Exercise requirements>
The records that follow are to be repeated without alteration.

--- Task data ---

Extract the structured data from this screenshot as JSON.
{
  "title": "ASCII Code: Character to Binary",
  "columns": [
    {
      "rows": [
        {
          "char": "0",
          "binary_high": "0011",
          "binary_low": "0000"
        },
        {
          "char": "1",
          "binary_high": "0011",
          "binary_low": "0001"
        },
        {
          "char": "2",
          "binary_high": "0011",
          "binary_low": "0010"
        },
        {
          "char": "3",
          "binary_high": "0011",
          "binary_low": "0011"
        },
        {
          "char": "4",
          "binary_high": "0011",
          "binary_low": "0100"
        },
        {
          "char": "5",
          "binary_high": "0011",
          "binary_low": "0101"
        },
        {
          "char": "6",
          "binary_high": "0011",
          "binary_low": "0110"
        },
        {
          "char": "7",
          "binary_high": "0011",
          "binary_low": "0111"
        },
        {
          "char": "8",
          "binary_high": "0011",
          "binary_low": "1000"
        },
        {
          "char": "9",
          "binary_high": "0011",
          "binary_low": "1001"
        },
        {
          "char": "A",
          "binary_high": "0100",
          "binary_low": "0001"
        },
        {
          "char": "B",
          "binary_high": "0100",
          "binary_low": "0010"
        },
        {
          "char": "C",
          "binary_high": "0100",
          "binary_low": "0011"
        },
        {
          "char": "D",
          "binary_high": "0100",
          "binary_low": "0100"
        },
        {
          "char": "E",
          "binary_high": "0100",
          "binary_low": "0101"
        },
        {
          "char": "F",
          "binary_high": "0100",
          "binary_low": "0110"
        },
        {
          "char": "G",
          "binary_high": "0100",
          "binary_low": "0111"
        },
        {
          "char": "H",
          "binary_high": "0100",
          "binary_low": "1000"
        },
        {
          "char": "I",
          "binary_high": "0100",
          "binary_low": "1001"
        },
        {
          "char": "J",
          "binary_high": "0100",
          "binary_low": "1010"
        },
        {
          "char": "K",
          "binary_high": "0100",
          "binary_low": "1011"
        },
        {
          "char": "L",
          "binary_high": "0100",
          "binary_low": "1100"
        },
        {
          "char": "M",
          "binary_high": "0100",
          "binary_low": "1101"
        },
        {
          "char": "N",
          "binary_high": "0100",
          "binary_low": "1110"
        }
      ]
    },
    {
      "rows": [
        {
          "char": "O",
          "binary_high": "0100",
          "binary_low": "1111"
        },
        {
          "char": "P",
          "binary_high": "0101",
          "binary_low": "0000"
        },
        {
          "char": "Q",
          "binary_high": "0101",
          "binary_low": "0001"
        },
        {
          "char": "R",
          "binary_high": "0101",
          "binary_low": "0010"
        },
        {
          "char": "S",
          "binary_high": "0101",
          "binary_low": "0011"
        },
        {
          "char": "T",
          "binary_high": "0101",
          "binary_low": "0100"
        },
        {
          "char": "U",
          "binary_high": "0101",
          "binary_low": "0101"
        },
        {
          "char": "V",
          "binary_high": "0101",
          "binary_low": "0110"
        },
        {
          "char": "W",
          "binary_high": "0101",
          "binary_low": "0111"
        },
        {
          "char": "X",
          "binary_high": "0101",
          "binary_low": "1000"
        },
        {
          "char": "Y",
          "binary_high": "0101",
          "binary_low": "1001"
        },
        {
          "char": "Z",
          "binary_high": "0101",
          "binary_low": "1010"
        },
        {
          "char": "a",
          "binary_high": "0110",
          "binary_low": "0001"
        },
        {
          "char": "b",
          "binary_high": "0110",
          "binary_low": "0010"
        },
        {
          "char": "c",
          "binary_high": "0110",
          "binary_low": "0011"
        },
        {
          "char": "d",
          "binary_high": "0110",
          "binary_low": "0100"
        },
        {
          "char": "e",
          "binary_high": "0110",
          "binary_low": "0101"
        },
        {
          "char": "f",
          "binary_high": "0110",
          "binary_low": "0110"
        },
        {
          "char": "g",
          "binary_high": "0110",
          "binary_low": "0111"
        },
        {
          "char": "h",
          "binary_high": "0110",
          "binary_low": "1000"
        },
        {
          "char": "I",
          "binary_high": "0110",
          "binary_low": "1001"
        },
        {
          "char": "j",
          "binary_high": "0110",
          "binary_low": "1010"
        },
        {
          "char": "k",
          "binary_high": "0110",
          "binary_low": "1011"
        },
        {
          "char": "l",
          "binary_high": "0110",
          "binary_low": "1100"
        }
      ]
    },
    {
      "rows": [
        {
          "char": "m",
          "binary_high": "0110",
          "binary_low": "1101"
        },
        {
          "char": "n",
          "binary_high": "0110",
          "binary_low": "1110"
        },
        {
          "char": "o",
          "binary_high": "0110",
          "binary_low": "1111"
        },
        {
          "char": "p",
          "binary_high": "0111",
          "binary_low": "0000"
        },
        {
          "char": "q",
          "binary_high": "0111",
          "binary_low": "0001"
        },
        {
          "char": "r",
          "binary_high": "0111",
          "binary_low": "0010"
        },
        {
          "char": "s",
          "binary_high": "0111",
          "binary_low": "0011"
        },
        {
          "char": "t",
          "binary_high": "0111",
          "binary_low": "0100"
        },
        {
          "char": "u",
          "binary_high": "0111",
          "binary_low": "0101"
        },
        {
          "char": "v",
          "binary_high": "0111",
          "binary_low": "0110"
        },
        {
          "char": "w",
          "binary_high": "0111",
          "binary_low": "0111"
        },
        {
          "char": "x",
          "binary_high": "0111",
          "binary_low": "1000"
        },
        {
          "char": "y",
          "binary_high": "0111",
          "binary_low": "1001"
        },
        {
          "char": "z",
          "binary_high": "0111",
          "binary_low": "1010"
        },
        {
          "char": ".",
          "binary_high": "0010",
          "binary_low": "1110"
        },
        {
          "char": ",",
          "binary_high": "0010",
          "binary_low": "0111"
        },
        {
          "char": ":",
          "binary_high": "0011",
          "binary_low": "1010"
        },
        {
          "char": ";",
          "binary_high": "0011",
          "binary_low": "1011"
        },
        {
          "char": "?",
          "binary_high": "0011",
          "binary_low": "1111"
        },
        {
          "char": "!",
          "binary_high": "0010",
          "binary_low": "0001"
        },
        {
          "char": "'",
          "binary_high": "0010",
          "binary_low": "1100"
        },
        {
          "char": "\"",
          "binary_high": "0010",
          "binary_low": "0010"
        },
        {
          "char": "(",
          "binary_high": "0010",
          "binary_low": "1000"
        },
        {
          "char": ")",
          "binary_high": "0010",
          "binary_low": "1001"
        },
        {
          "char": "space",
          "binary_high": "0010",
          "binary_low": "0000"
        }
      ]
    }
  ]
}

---

Reply to the exercise>
Extract the structured data from this screenshot as JSON.
{
  "title": "ASCII Code: Character to Binary",
  "columns": [
    {
      "rows": [
        {
          "char": "0",
          "binary_high": "0011",
          "binary_low": "0000"
        },
        {
          "char": "1",
          "binary_high": "0011",
          "binary_low": "0001"
        },
        {
          "char": "2",
          "binary_high": "0011",
          "binary_low": "0010"
        },
        {
          "char": "3",
          "binary_high": "0011",
          "binary_low": "0011"
        },
        {
          "char": "4",
          "binary_high": "0011",
          "binary_low": "0100"
        },
        {
          "char": "5",
          "binary_high": "0011",
          "binary_low": "0101"
        },
        {
          "char": "6",
          "binary_high": "0011",
          "binary_low": "0110"
        },
        {
          "char": "7",
          "binary_high": "0011",
          "binary_low": "0111"
        },
        {
          "char": "8",
          "binary_high": "0011",
          "binary_low": "1000"
        },
        {
          "char": "9",
          "binary_high": "0011",
          "binary_low": "1001"
        },
        {
          "char": "A",
          "binary_high": "0100",
          "binary_low": "0001"
        },
        {
          "char": "B",
          "binary_high": "0100",
          "binary_low": "0010"
        },
        {
          "char": "C",
          "binary_high": "0100",
          "binary_low": "0011"
        },
        {
          "char": "D",
          "binary_high": "0100",
          "binary_low": "0100"
        },
        {
          "char": "E",
          "binary_high": "0100",
          "binary_low": "0101"
        },
        {
          "char": "F",
          "binary_high": "0100",
          "binary_low": "0110"
        },
        {
          "char": "G",
          "binary_high": "0100",
          "binary_low": "0111"
        },
        {
          "char": "H",
          "binary_high": "0100",
          "binary_low": "1000"
        },
        {
          "char": "I",
          "binary_high": "0100",
          "binary_low": "1001"
        },
        {
          "char": "J",
          "binary_high": "0100",
          "binary_low": "1010"
        },
        {
          "char": "K",
          "binary_high": "0100",
          "binary_low": "1011"
        },
        {
          "char": "L",
          "binary_high": "0100",
          "binary_low": "1100"
        },
        {
          "char": "M",
          "binary_high": "0100",
          "binary_low": "1101"
        },
        {
          "char": "N",
          "binary_high": "0100",
          "binary_low": "1110"
        }
      ]
    },
    {
      "rows": [
        {
          "char": "O",
          "binary_high": "0100",
          "binary_low": "1111"
        },
        {
          "char": "P",
          "binary_high": "0101",
          "binary_low": "0000"
        },
        {
          "char": "Q",
          "binary_high": "0101",
          "binary_low": "0001"
        },
        {
          "char": "R",
          "binary_high": "0101",
          "binary_low": "0010"
        },
        {
          "char": "S",
          "binary_high": "0101",
          "binary_low": "0011"
        },
        {
          "char": "T",
          "binary_high": "0101",
          "binary_low": "0100"
        },
        {
          "char": "U",
          "binary_high": "0101",
          "binary_low": "0101"
        },
        {
          "char": "V",
          "binary_high": "0101",
          "binary_low": "0110"
        },
        {
          "char": "W",
          "binary_high": "0101",
          "binary_low": "0111"
        },
        {
          "char": "X",
          "binary_high": "0101",
          "binary_low": "1000"
        },
        {
          "char": "Y",
          "binary_high": "0101",
          "binary_low": "1001"
        },
        {
          "char": "Z",
          "binary_high": "0101",
          "binary_low": "1010"
        },
        {
          "char": "a",
          "binary_high": "0110",
          "binary_low": "0001"
        },
        {
          "char": "b",
          "binary_high": "0110",
          "binary_low": "0010"
        },
        {
          "char": "c",
          "binary_high": "0110",
          "binary_low": "0011"
        },
        {
          "char": "d",
          "binary_high": "0110",
          "binary_low": "0100"
        },
        {
          "char": "e",
          "binary_high": "0110",
          "binary_low": "0101"
        },
        {
          "char": "f",
          "binary_high": "0110",
          "binary_low": "0110"
        },
        {
          "char": "g",
          "binary_high": "0110",
          "binary_low": "0111"
        },
        {
          "char": "h",
          "binary_high": "0110",
          "binary_low": "1000"
        },
        {
          "char": "I",
          "binary_high": "0110",
          "binary_low": "1001"
        },
        {
          "char": "j",
          "binary_high": "0110",
          "binary_low": "1010"
        },
        {
          "char": "k",
          "binary_high": "0110",
          "binary_low": "1011"
        },
        {
          "char": "l",
          "binary_high": "0110",
          "binary_low": "1100"
        }
      ]
    },
    {
      "rows": [
        {
          "char": "m",
          "binary_high": "0110",
          "binary_low": "1101"
        },
        {
          "char": "n",
          "binary_high": "0110",
          "binary_low": "1110"
        },
        {
          "char": "o",
          "binary_high": "0110",
          "binary_low": "1111"
        },
        {
          "char": "p",
          "binary_high": "0111",
          "binary_low": "0000"
        },
        {
          "char": "q",
          "binary_high": "0111",
          "binary_low": "0001"
        },
        {
          "char": "r",
          "binary_high": "0111",
          "binary_low": "0010"
        },
        {
          "char": "s",
          "binary_high": "0111",
          "binary_low": "0011"
        },
        {
          "char": "t",
          "binary_high": "0111",
          "binary_low": "0100"
        },
        {
          "char": "u",
          "binary_high": "0111",
          "binary_low": "0101"
        },
        {
          "char": "v",
          "binary_high": "0111",
          "binary_low": "0110"
        },
        {
          "char": "w",
          "binary_high": "0111",
          "binary_low": "0111"
        },
        {
          "char": "x",
          "binary_high": "0111",
          "binary_low": "1000"
        },
        {
          "char": "y",
          "binary_high": "0111",
          "binary_low": "1001"
        },
        {
          "char": "z",
          "binary_high": "0111",
          "binary_low": "1010"
        },
        {
          "char": ".",
          "binary_high": "0010",
          "binary_low": "1110"
        },
        {
          "char": ",",
          "binary_high": "0010",
          "binary_low": "0111"
        },
        {
          "char": ":",
          "binary_high": "0011",
          "binary_low": "1010"
        },
        {
          "char": ";",
          "binary_high": "0011",
          "binary_low": "1011"
        },
        {
          "char": "?",
          "binary_high": "0011",
          "binary_low": "1111"
        },
        {
          "char": "!",
          "binary_high": "0010",
          "binary_low": "0001"
        },
        {
          "char": "'",
          "binary_high": "0010",
          "binary_low": "1100"
        },
        {
          "char": "\"",
          "binary_high": "0010",
          "binary_low": "0010"
        },
        {
          "char": "(",
          "binary_high": "0010",
          "binary_low": "1000"
        },
        {
          "char": ")",
          "binary_high": "0010",
          "binary_low": "1001"
        },
        {
          "char": "space",
          "binary_high": "0010",
          "binary_low": "0000"
        }
      ]
    }
  ]
}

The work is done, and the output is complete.